go into the Special Devices Section to continue work o n thi s and similar projects. But the day l e nli sted , the recrui ters happened to be tak ing people onl y fo r the Sea bees , no matter what one ' s preference. I was ass ured that I could transfer into the Navy at some point , when l had fini shed basic tra ining . But no sooner had I completed training than some of us were shipped out as a unit to a battalion that had been hard hit by the Japanese. T he number of ships I saw as a Seabee was beyond my wildest dreams, and I remember especiall y coming on deck one mornin g in Eni wetok Atoll in the Marshall Islands where we had arrived the prev ious night and seeing fi fteen aircraft carriers and countless other warships and support vessels sharin g the harbor with us. I spent the re mainder of the war in the Pacific and continued to model as much as I could . While other fri ends wo uld receive food parcels fro m home, l would get small tools and materials fo r modelling . I also had to re ly on whatever materi als were ava il able , so l made a mode l of the destroyer tender Prairie fro m some wood l foun d on Guam . The wood was so hard it had to be worked with a steel fil e. I fas hioned metal fittings from the wreckage of a downed Japanese Zero.

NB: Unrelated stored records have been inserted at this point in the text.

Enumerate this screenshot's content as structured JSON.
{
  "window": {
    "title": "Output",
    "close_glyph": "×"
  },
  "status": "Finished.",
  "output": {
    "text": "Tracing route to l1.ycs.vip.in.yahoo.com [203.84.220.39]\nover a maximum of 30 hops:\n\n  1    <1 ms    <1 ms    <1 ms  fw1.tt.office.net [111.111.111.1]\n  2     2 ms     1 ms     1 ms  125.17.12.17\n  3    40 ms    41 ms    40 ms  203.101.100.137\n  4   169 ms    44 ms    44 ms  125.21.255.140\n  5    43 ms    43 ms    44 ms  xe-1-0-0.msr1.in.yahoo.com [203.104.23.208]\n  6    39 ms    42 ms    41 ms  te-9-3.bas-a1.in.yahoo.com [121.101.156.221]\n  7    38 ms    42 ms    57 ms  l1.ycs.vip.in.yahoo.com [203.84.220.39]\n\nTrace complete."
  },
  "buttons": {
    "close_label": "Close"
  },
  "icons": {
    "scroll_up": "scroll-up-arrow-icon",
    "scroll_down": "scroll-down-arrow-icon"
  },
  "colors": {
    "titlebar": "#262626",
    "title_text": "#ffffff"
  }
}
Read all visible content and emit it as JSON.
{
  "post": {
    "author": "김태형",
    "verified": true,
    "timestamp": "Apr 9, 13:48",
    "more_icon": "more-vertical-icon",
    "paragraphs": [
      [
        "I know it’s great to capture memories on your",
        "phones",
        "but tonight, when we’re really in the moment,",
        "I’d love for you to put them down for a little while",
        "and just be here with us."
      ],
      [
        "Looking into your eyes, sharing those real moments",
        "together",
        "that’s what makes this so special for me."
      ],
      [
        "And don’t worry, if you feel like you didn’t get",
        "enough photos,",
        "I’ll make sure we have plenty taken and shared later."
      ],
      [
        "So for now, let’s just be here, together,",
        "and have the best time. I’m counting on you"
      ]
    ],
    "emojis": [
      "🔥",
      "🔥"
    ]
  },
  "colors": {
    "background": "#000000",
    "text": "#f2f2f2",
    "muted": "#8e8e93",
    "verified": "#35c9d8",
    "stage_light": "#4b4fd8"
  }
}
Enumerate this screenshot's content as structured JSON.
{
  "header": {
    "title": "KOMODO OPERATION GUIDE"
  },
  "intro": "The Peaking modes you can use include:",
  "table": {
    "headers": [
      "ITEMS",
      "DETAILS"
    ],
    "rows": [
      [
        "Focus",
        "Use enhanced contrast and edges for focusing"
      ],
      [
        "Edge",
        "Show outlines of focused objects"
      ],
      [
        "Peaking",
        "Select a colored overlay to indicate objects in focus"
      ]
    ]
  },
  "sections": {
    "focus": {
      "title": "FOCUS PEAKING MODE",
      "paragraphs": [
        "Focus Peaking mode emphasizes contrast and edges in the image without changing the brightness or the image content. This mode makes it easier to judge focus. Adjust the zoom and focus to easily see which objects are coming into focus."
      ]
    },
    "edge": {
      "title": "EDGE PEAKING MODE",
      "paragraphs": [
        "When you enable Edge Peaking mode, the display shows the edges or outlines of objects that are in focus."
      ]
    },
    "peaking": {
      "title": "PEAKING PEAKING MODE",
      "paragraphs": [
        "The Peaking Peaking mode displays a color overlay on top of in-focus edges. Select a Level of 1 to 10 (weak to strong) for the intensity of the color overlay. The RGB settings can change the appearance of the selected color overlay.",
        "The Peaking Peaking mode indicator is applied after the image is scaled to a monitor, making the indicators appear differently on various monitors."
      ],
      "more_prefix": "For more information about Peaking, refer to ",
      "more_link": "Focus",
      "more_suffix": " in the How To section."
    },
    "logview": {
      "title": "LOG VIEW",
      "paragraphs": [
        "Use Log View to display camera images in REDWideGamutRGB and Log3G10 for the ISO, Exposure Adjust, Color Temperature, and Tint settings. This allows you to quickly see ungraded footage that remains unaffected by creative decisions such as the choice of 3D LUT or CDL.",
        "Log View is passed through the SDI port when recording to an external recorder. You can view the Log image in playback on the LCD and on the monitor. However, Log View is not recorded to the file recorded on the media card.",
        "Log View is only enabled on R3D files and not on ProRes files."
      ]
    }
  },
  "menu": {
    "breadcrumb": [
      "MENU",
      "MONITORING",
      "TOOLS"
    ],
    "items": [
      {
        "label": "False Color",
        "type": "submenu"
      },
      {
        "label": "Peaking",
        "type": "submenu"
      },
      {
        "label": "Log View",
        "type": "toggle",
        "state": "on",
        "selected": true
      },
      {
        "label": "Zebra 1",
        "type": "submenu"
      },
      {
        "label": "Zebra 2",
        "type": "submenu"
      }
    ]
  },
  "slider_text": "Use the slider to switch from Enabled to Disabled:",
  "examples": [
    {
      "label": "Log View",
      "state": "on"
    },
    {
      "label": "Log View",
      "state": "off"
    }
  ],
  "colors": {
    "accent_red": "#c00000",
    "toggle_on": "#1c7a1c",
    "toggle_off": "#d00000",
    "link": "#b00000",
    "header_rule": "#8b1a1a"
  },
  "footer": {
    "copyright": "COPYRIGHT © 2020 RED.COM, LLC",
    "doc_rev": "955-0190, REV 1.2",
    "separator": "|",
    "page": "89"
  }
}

When I couldn ' t model, l made drawings of ships l saw for later reference . l enrolled in courses in naval engineering and mechanical drawing, which greatly increased my ability as a draughtsman , and especiall y my understanding of ship design. I have always strived to be as acc urate as poss ible in my representati ons of ships, and one reason that I have made so many more models of twe ntieth-cen-

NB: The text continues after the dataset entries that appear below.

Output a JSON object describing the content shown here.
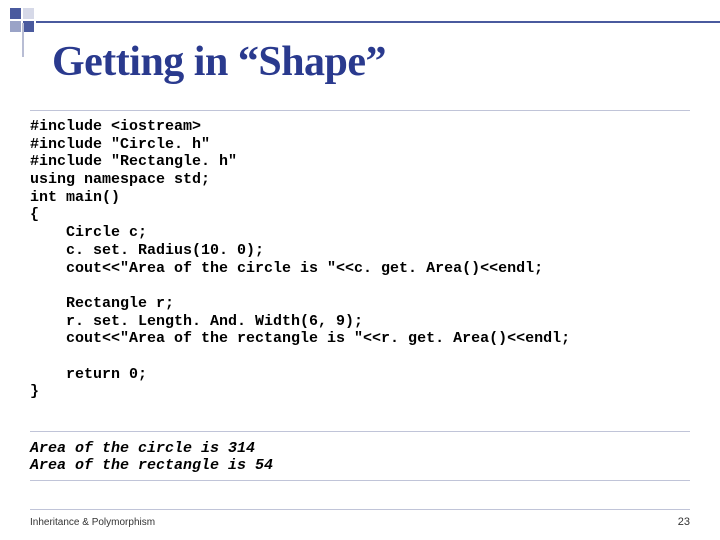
{
  "slide": {
    "title": "Getting in “Shape”",
    "code": "#include <iostream>\n#include \"Circle. h\"\n#include \"Rectangle. h\"\nusing namespace std;\nint main()\n{\n    Circle c;\n    c. set. Radius(10. 0);\n    cout<<\"Area of the circle is \"<<c. get. Area()<<endl;\n\n    Rectangle r;\n    r. set. Length. And. Width(6, 9);\n    cout<<\"Area of the rectangle is \"<<r. get. Area()<<endl;\n\n    return 0;\n}",
    "output": "Area of the circle is 314\nArea of the rectangle is 54",
    "footer_left": "Inheritance & Polymorphism",
    "footer_right": "23"
  }
}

tu ry ships than of earlier vessels is that I do not feel as comfo rtable when I am not able to work from acc urate pl ans or from photographs. Of the 1,001 min iature ( 1: 1200 scale, I in = I OOft) models l have completed, 900 are wars hips or naval auxiliary vessels, 18 are merchant ships (includ ing liners, ferries and cargo vesse ls), 27 are Coast Guard and 56 are " hi storic" ships ranging fro m a pair of Roman galleys of the first century , th ro ugh the ships of Columbus, to shi ps of the earl y steam navies of Eng land and the United States . In addition to these miniature models, I worked on larger fractional-scale (for example, II I 6in = 1ft) models, though not to as great an extent. My mode ls are all hand-crafted and I pay spec ial attention to the detail s of the fi ttings . Since earl y on in my career, I have used basswood fo r the hull. I use brass and other metals for the funne ls, masts , yards, booms and gun barrels and I machine the latter on a small lathe. At fi rst I used c ut-up business cards fo r the decks , but later changed to styrene which has several advantages , not the least bei ng that it can be sanded . All guns above 40mm are reproduced . The gun tubs are made of metal .004in thick . Because of the di versity of the materials that have to be bonded to one another, I developed special fill ers and adhesives to use in asse mbling the mode ls. Even in miniatures I built thirty-fi ve years ago , there are still no signs of shrinkage, cracki ng or fl akin g. When a model required lattice-type towers, I made these in the same way as the ir counterparts on the original ships. In addi tion to the vertical posts, 1 added hori zontal bars and sway braces . It is not unusual fo r one of SEA HISTORY , SUMMER 1987